[Task goal] Print the entire listing. Each line must match the original exactly.

[Material for the task]
-------
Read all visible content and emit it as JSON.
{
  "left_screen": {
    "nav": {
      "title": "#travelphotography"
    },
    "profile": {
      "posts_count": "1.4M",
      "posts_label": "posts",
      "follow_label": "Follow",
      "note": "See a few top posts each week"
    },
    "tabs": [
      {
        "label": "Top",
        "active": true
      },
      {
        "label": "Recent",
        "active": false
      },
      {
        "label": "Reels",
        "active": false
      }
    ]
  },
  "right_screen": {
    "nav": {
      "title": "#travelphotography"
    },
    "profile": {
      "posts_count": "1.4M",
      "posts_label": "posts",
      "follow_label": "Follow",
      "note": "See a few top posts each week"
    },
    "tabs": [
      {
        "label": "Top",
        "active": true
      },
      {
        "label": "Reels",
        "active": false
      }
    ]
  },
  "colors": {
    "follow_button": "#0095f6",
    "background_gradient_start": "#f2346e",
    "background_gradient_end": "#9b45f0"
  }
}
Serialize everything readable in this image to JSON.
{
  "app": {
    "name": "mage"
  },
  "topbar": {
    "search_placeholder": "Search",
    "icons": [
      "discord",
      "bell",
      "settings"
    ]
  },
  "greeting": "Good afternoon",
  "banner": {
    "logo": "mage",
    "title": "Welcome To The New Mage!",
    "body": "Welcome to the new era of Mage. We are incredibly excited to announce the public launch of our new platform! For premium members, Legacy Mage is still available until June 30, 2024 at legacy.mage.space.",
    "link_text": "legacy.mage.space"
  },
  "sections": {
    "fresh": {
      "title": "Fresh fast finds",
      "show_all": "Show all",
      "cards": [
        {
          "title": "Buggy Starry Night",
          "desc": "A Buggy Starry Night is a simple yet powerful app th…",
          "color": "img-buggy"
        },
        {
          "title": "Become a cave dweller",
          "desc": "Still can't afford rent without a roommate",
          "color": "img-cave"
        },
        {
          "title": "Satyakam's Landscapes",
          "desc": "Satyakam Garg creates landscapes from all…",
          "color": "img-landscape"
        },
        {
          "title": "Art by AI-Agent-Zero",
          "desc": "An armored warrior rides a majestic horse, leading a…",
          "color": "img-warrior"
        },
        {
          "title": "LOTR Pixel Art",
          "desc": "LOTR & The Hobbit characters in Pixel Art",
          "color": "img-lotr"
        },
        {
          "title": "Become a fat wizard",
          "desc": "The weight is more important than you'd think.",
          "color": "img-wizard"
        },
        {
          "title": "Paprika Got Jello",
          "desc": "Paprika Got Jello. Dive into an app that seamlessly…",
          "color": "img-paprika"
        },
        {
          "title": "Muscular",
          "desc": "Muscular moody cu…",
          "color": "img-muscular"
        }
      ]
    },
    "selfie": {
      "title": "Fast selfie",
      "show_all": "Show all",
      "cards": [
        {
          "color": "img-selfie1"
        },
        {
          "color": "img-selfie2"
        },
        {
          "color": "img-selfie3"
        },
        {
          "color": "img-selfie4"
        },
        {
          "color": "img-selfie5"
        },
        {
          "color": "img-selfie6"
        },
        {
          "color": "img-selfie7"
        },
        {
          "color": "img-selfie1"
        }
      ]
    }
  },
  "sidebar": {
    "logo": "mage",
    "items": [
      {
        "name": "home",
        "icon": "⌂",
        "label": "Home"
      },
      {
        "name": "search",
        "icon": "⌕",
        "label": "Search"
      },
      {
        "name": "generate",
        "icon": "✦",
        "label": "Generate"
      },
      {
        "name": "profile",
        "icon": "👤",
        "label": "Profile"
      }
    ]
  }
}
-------
[Expected output]
Read all visible content and emit it as JSON.
{
  "left_screen": {
    "nav": {
      "title": "#travelphotography"
    },
    "profile": {
      "posts_count": "1.4M",
      "posts_label": "posts",
      "follow_label": "Follow",
      "note": "See a few top posts each week"
    },
    "tabs": [
      {
        "label": "Top",
        "active": true
      },
      {
        "label": "Recent",
        "active": false
      },
      {
        "label": "Reels",
        "active": false
      }
    ]
  },
  "right_screen": {
    "nav": {
      "title": "#travelphotography"
    },
    "profile": {
      "posts_count": "1.4M",
      "posts_label": "posts",
      "follow_label": "Follow",
      "note": "See a few top posts each week"
    },
    "tabs": [
      {
        "label": "Top",
        "active": true
      },
      {
        "label": "Reels",
        "active": false
      }
    ]
  },
  "colors": {
    "follow_button": "#0095f6",
    "background_gradient_start": "#f2346e",
    "background_gradient_end": "#9b45f0"
  }
}
Serialize everything readable in this image to JSON.
{
  "app": {
    "name": "mage"
  },
  "topbar": {
    "search_placeholder": "Search",
    "icons": [
      "discord",
      "bell",
      "settings"
    ]
  },
  "greeting": "Good afternoon",
  "banner": {
    "logo": "mage",
    "title": "Welcome To The New Mage!",
    "body": "Welcome to the new era of Mage. We are incredibly excited to announce the public launch of our new platform! For premium members, Legacy Mage is still available until June 30, 2024 at legacy.mage.space.",
    "link_text": "legacy.mage.space"
  },
  "sections": {
    "fresh": {
      "title": "Fresh fast finds",
      "show_all": "Show all",
      "cards": [
        {
          "title": "Buggy Starry Night",
          "desc": "A Buggy Starry Night is a simple yet powerful app th…",
          "color": "img-buggy"
        },
        {
          "title": "Become a cave dweller",
          "desc": "Still can't afford rent without a roommate",
          "color": "img-cave"
        },
        {
          "title": "Satyakam's Landscapes",
          "desc": "Satyakam Garg creates landscapes from all…",
          "color": "img-landscape"
        },
        {
          "title": "Art by AI-Agent-Zero",
          "desc": "An armored warrior rides a majestic horse, leading a…",
          "color": "img-warrior"
        },
        {
          "title": "LOTR Pixel Art",
          "desc": "LOTR & The Hobbit characters in Pixel Art",
          "color": "img-lotr"
        },
        {
          "title": "Become a fat wizard",
          "desc": "The weight is more important than you'd think.",
          "color": "img-wizard"
        },
        {
          "title": "Paprika Got Jello",
          "desc": "Paprika Got Jello. Dive into an app that seamlessly…",
          "color": "img-paprika"
        },
        {
          "title": "Muscular",
          "desc": "Muscular moody cu…",
          "color": "img-muscular"
        }
      ]
    },
    "selfie": {
      "title": "Fast selfie",
      "show_all": "Show all",
      "cards": [
        {
          "color": "img-selfie1"
        },
        {
          "color": "img-selfie2"
        },
        {
          "color": "img-selfie3"
        },
        {
          "color": "img-selfie4"
        },
        {
          "color": "img-selfie5"
        },
        {
          "color": "img-selfie6"
        },
        {
          "color": "img-selfie7"
        },
        {
          "color": "img-selfie1"
        }
      ]
    }
  },
  "sidebar": {
    "logo": "mage",
    "items": [
      {
        "name": "home",
        "icon": "⌂",
        "label": "Home"
      },
      {
        "name": "search",
        "icon": "⌕",
        "label": "Search"
      },
      {
        "name": "generate",
        "icon": "✦",
        "label": "Generate"
      },
      {
        "name": "profile",
        "icon": "👤",
        "label": "Profile"
      }
    ]
  }
}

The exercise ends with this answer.